Silo mentality

Many companies fall victim to departmental silos, where teams work independently. This can lead to miscommunication and a product that misses the mark. Marketing might push features that don't solve user problems, and sales might struggle to sell something that customers don't really need. You don't want this to happen in your team.

Feature frenzy

Sometimes, teams get caught up in a "more features are better" mentality. While adding features can be tempting, prioritizing features based on user needs is what matters.

The "we've always done it this way" syndrome

Change can be uncomfortable, and some teams may resist new ways of working and cling to outdated methods. You should always be open to experimenting and challenging the status quo. It's an excellent way to not only grow, but to stay competitive in the market.

Lack of customer focus

It's easy to get lost in the internal world of development. A product-centric culture requires a constant focus on the customer. So, integrate customer feedback into the product development strategy, and make the customer's voice the loudest in the room.

Final thoughts on startup product development

Over the years, I've seen entrepreneurs excel at building the right team and fostering a strong company culture. However, many get stuck in the middle, struggling to navigate the startup product development process.

That's why, after years of experience, I've put together this comprehensive growth bundle.
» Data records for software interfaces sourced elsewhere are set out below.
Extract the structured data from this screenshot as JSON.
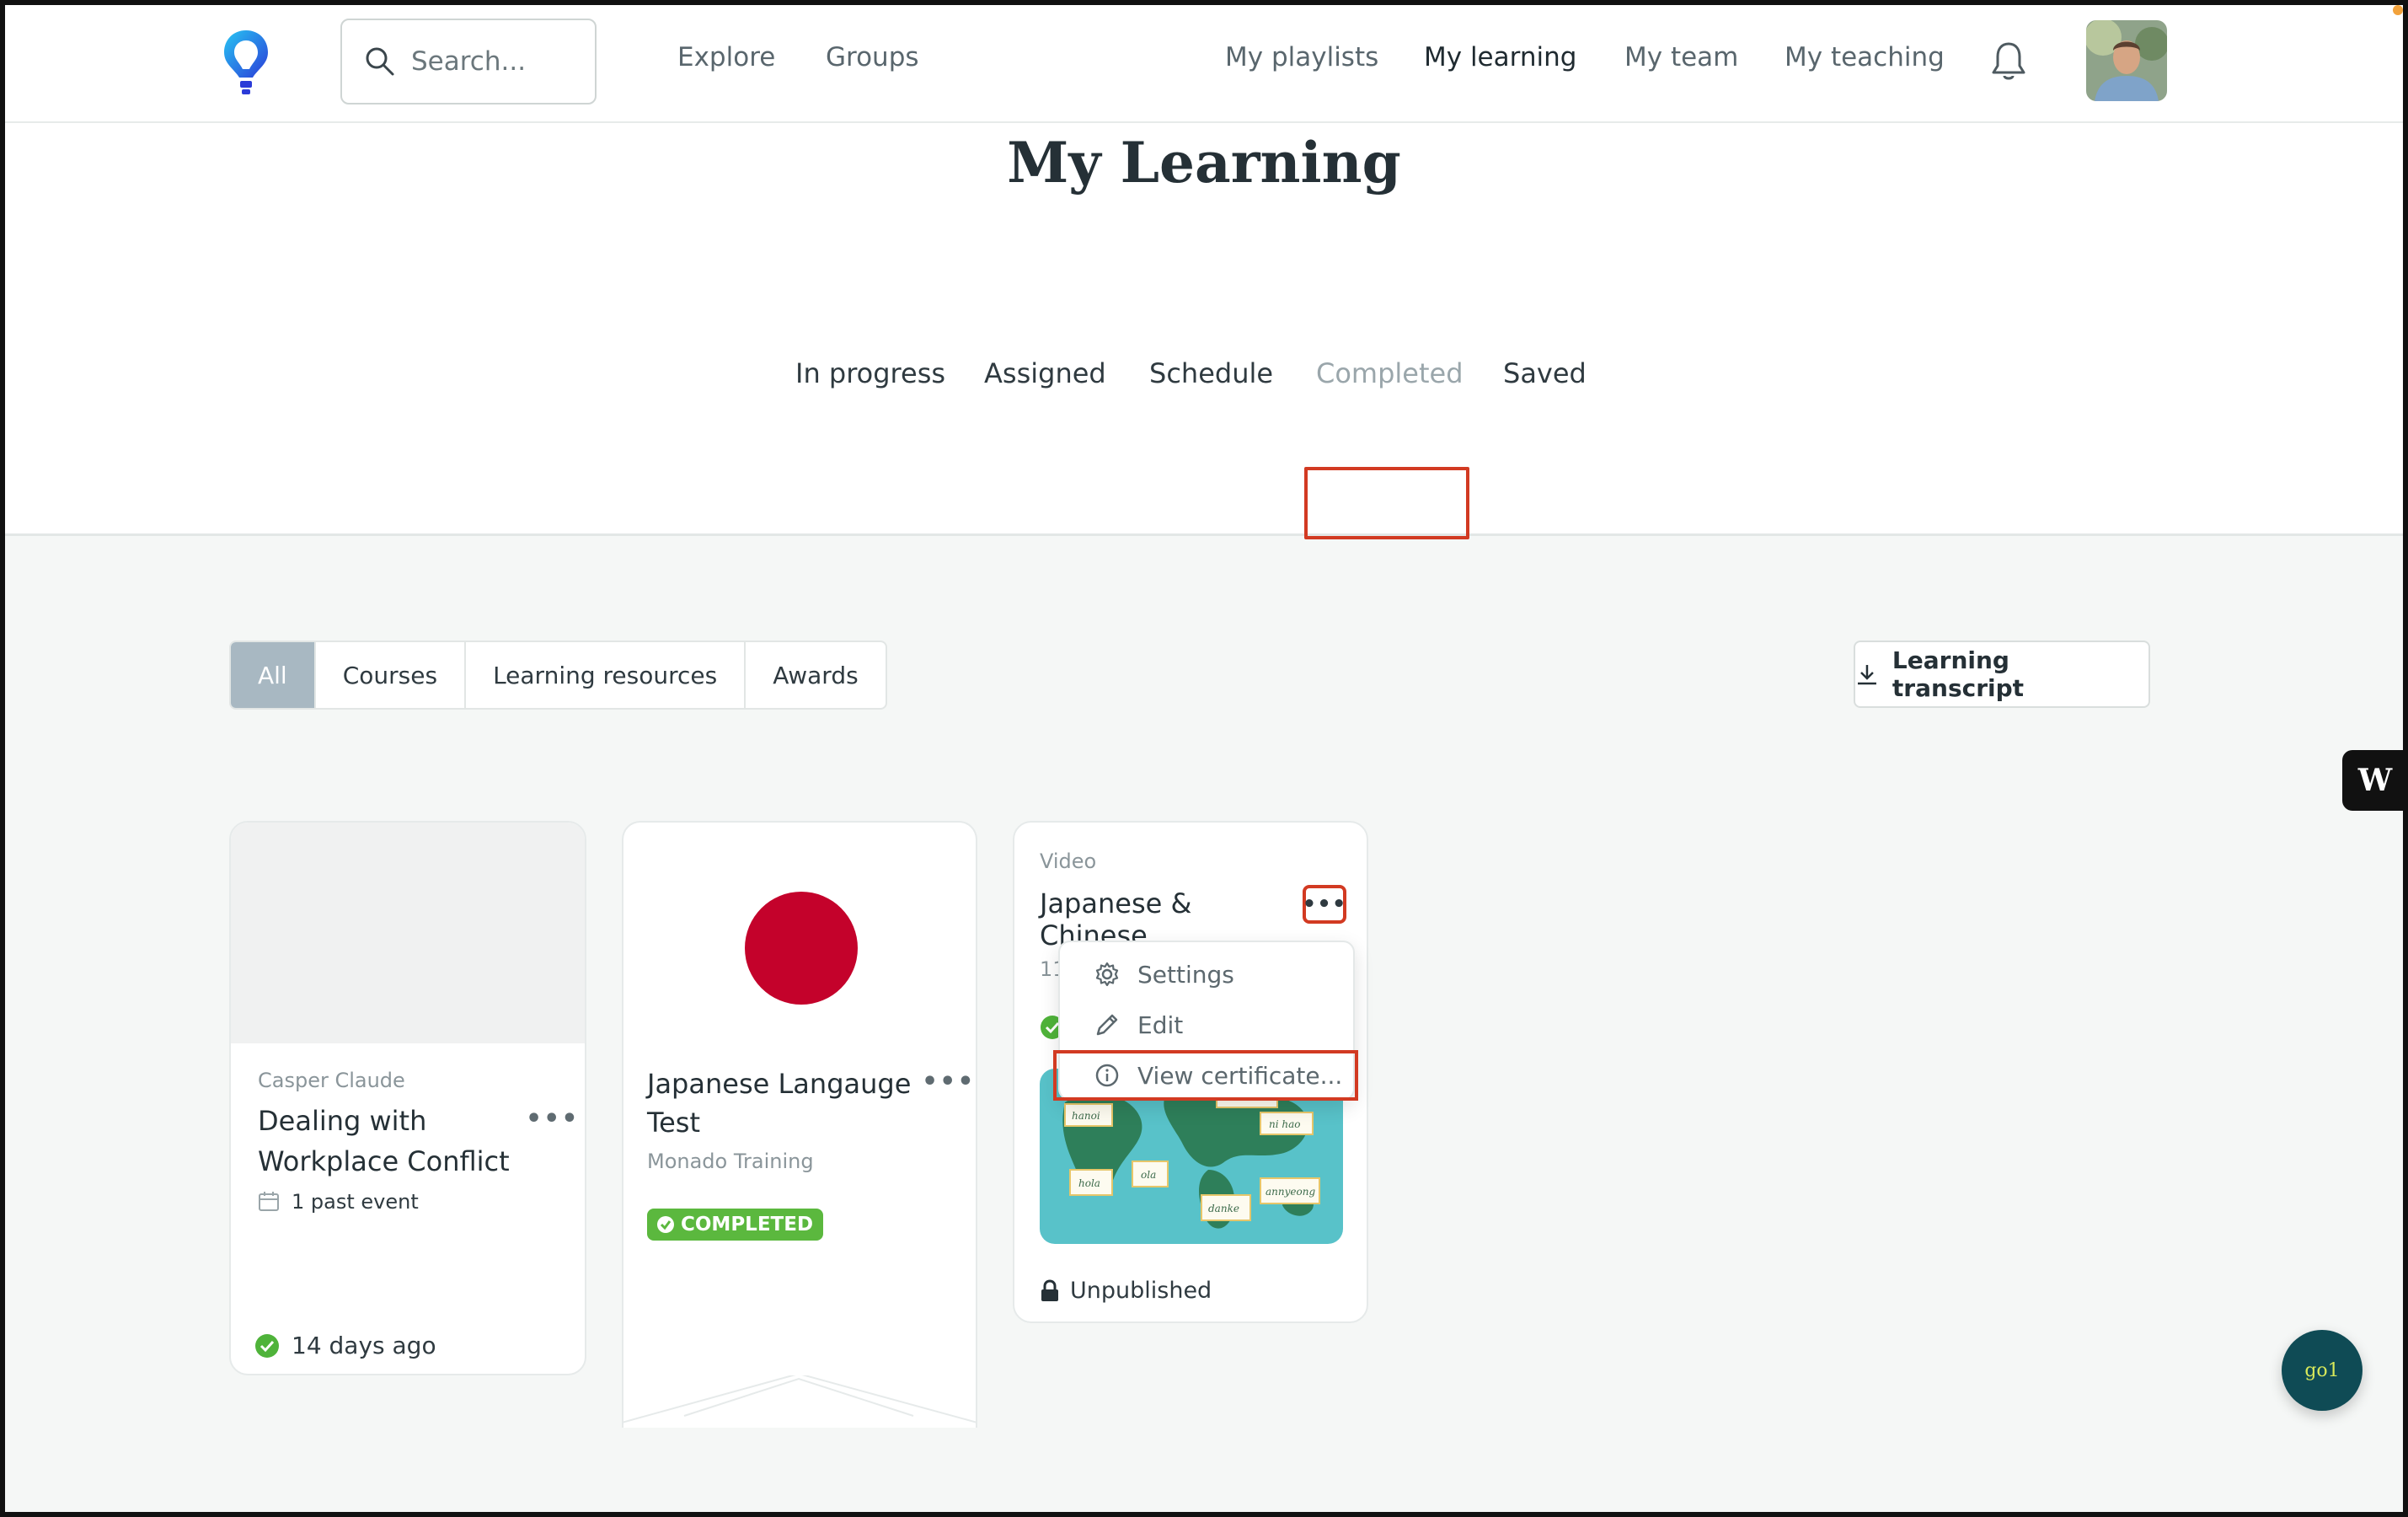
{
  "header": {
    "search_placeholder": "Search...",
    "nav_left": [
      "Explore",
      "Groups"
    ],
    "nav_right": [
      "My playlists",
      "My learning",
      "My team",
      "My teaching"
    ]
  },
  "page": {
    "title": "My Learning",
    "tabs": [
      "In progress",
      "Assigned",
      "Schedule",
      "Completed",
      "Saved"
    ],
    "active_tab": "Completed"
  },
  "filters": {
    "items": [
      "All",
      "Courses",
      "Learning resources",
      "Awards"
    ],
    "active": "All"
  },
  "transcript_button": "Learning transcript",
  "cards": [
    {
      "provider": "Casper Claude",
      "title_line1": "Dealing with",
      "title_line2": "Workplace Conflict",
      "events": "1 past event",
      "completed_when": "14 days ago"
    },
    {
      "title_line1": "Japanese Langauge",
      "title_line2": "Test",
      "provider": "Monado Training",
      "badge": "COMPLETED"
    },
    {
      "type": "Video",
      "title_line1": "Japanese &",
      "title_line2": "Chinese",
      "partial_meta": "11",
      "status": "Unpublished"
    }
  ],
  "menu": {
    "items": [
      "Settings",
      "Edit",
      "View certificate..."
    ]
  },
  "map_words": [
    "hanoi",
    "hola",
    "ola",
    "ni hao",
    "danke",
    "annyeong",
    "sawatdee"
  ],
  "chat_label": "go1",
  "colors": {
    "highlight": "#d23a22",
    "completed_green": "#5bb83e",
    "filter_active": "#a8b8c2",
    "chat_bg": "#0f4b55",
    "flag_red": "#c4022b"
  }
}
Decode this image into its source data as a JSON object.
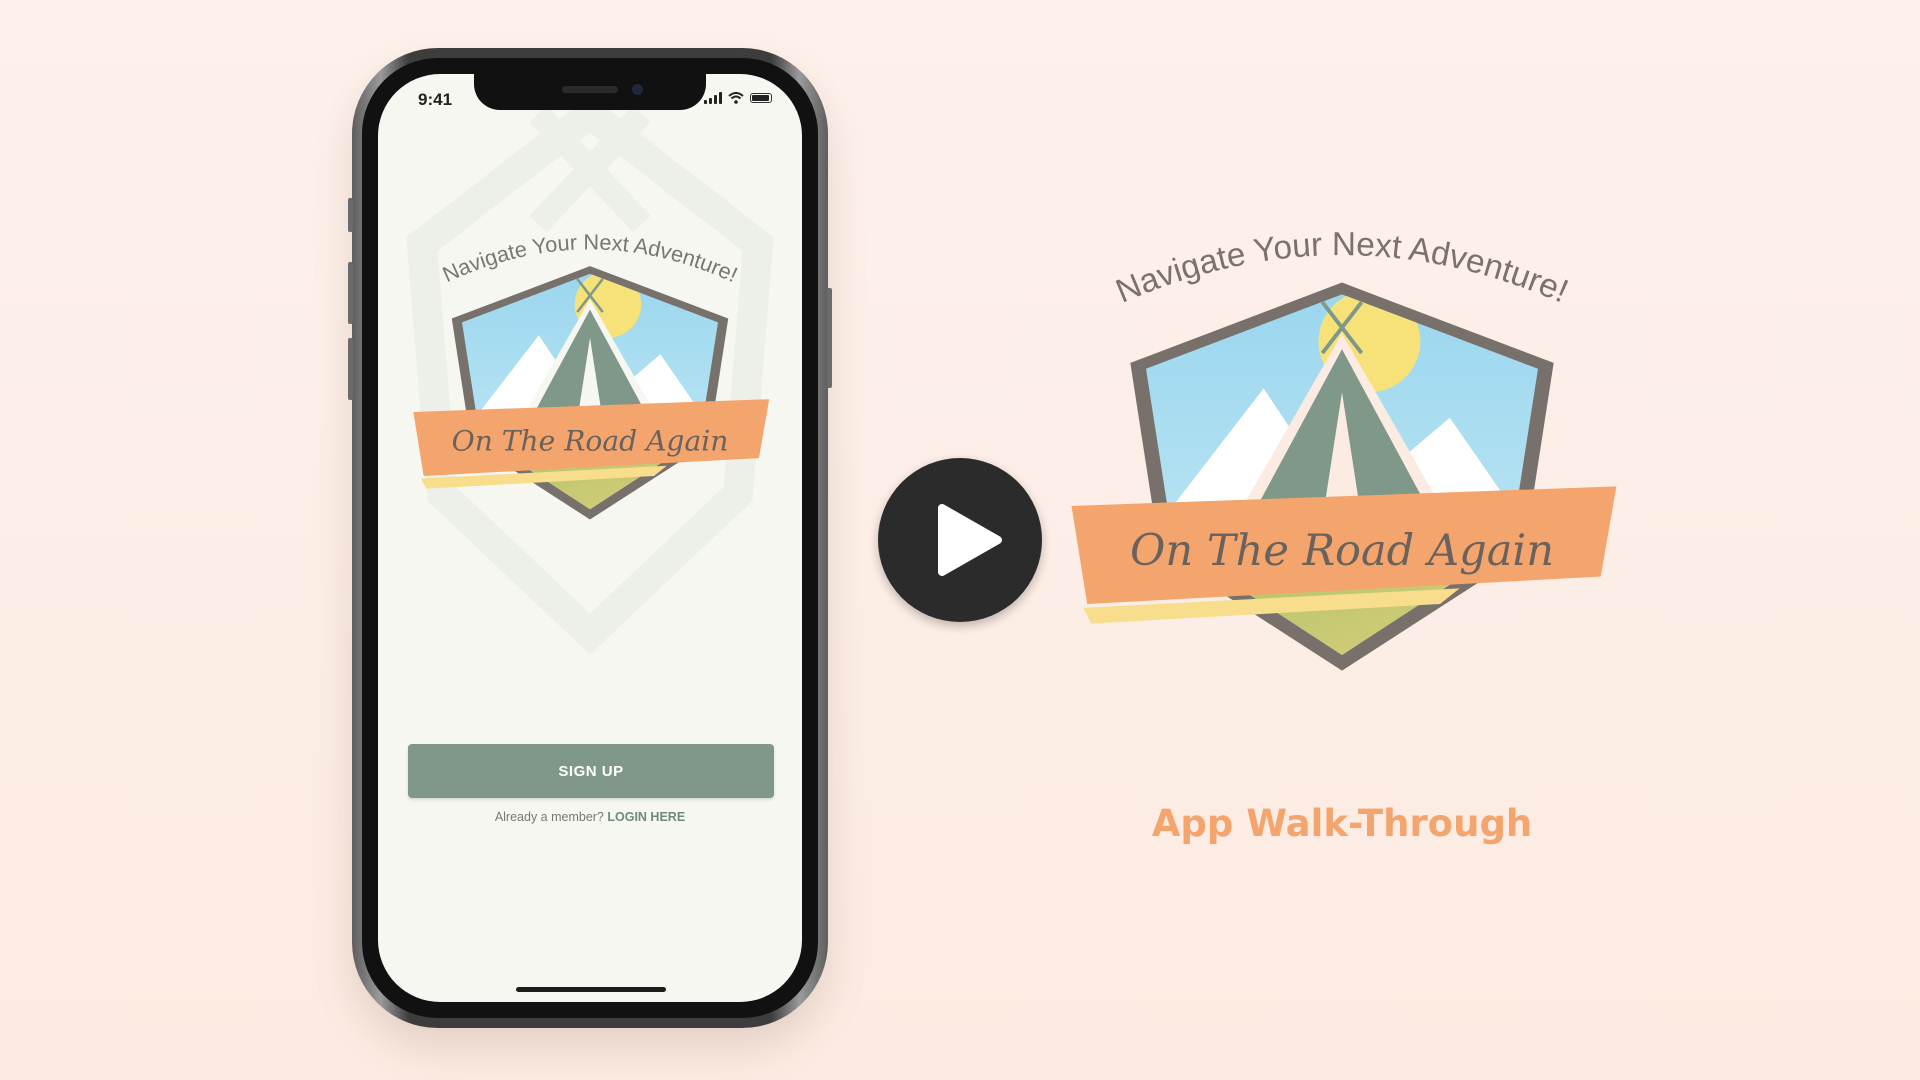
{
  "status_bar": {
    "time": "9:41"
  },
  "logo": {
    "tagline": "Navigate Your Next Adventure!",
    "brand": "On The Road Again"
  },
  "app": {
    "signup_label": "SIGN UP",
    "login_prompt": "Already a member?",
    "login_link": "LOGIN HERE"
  },
  "video": {
    "title": "App Walk-Through",
    "play_icon": "play-icon"
  },
  "colors": {
    "accent_orange": "#f4a46d",
    "button_green": "#7f988a",
    "sky_blue": "#8fd0ea",
    "sun_yellow": "#f7e27a",
    "hill_green": "#b7c96e",
    "badge_frame": "#78706b",
    "tent_green": "#7f988a",
    "background": "#fdf1ea"
  }
}
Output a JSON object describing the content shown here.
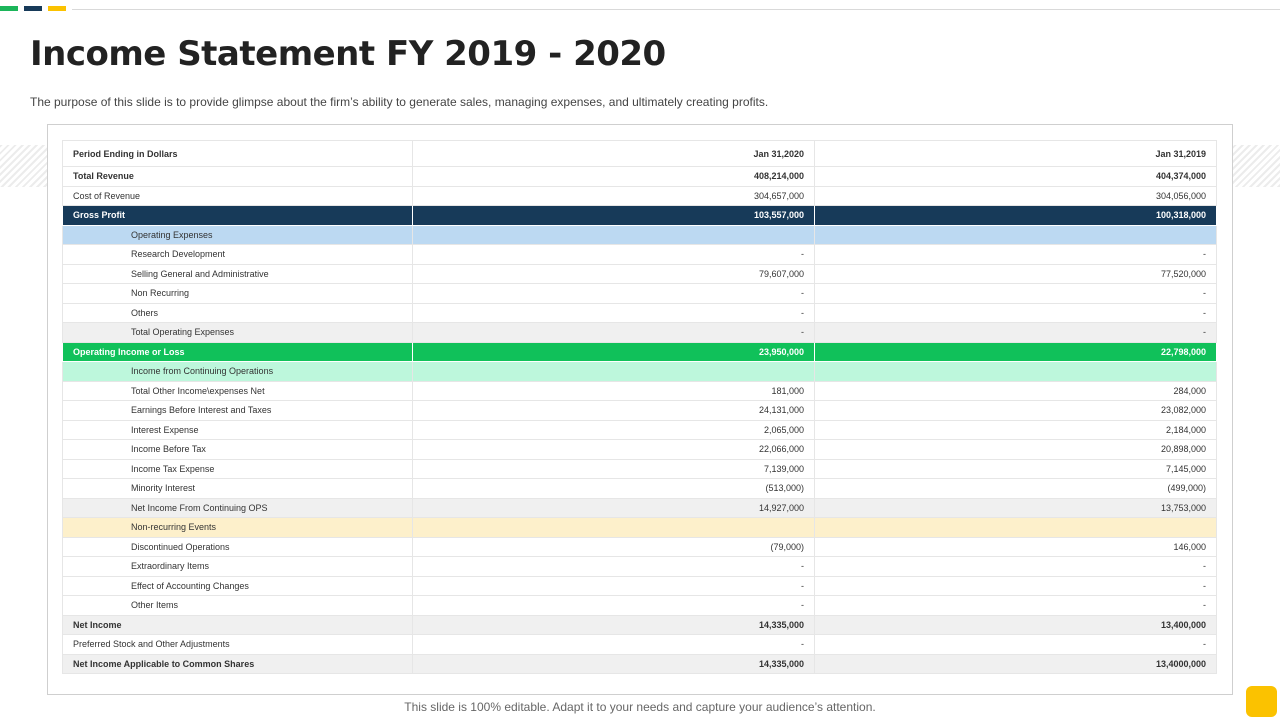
{
  "colors": {
    "accent_green": "#1cb55a",
    "accent_navy": "#173a59",
    "accent_yellow": "#fbc200",
    "gross_profit_row": "#173a59",
    "operating_income_row": "#10c15a",
    "category_blue": "#bcd9f2",
    "category_green": "#bdf7dc",
    "category_yellow": "#fdf0cb"
  },
  "title": "Income Statement FY 2019 - 2020",
  "subtitle": "The purpose of this slide is to provide glimpse about the firm’s ability to generate sales, managing expenses, and ultimately creating profits.",
  "table": {
    "header": [
      "Period Ending in Dollars",
      "Jan 31,2020",
      "Jan 31,2019"
    ],
    "rows": [
      {
        "label": "Total Revenue",
        "v2020": "408,214,000",
        "v2019": "404,374,000"
      },
      {
        "label": "Cost of Revenue",
        "v2020": "304,657,000",
        "v2019": "304,056,000"
      },
      {
        "label": "Gross Profit",
        "v2020": "103,557,000",
        "v2019": "100,318,000"
      },
      {
        "label": "Operating Expenses",
        "v2020": "",
        "v2019": ""
      },
      {
        "label": "Research Development",
        "v2020": "-",
        "v2019": "-"
      },
      {
        "label": "Selling General and Administrative",
        "v2020": "79,607,000",
        "v2019": "77,520,000"
      },
      {
        "label": "Non Recurring",
        "v2020": "-",
        "v2019": "-"
      },
      {
        "label": "Others",
        "v2020": "-",
        "v2019": "-"
      },
      {
        "label": "Total Operating Expenses",
        "v2020": "-",
        "v2019": "-"
      },
      {
        "label": "Operating Income or Loss",
        "v2020": "23,950,000",
        "v2019": "22,798,000"
      },
      {
        "label": "Income from Continuing Operations",
        "v2020": "",
        "v2019": ""
      },
      {
        "label": "Total Other Income\\expenses Net",
        "v2020": "181,000",
        "v2019": "284,000"
      },
      {
        "label": "Earnings Before Interest and Taxes",
        "v2020": "24,131,000",
        "v2019": "23,082,000"
      },
      {
        "label": "Interest Expense",
        "v2020": "2,065,000",
        "v2019": "2,184,000"
      },
      {
        "label": "Income Before Tax",
        "v2020": "22,066,000",
        "v2019": "20,898,000"
      },
      {
        "label": "Income Tax Expense",
        "v2020": "7,139,000",
        "v2019": "7,145,000"
      },
      {
        "label": "Minority Interest",
        "v2020": "(513,000)",
        "v2019": "(499,000)"
      },
      {
        "label": "Net Income From Continuing OPS",
        "v2020": "14,927,000",
        "v2019": "13,753,000"
      },
      {
        "label": "Non-recurring Events",
        "v2020": "",
        "v2019": ""
      },
      {
        "label": "Discontinued Operations",
        "v2020": "(79,000)",
        "v2019": "146,000"
      },
      {
        "label": "Extraordinary Items",
        "v2020": "-",
        "v2019": "-"
      },
      {
        "label": "Effect of Accounting Changes",
        "v2020": "-",
        "v2019": "-"
      },
      {
        "label": "Other Items",
        "v2020": "-",
        "v2019": "-"
      },
      {
        "label": "Net Income",
        "v2020": "14,335,000",
        "v2019": "13,400,000"
      },
      {
        "label": "Preferred Stock and Other Adjustments",
        "v2020": "-",
        "v2019": "-"
      },
      {
        "label": "Net Income Applicable to Common Shares",
        "v2020": "14,335,000",
        "v2019": "13,4000,000"
      }
    ]
  },
  "footer": "This slide is 100% editable. Adapt it to your needs and capture your audience’s attention."
}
A bundle where you will learn how to create an effective growth funnel that attracts, converts and retains customers - using one of the most powerful 5-step SaaS frameworks.

Check it out and turn your vision into a winning product!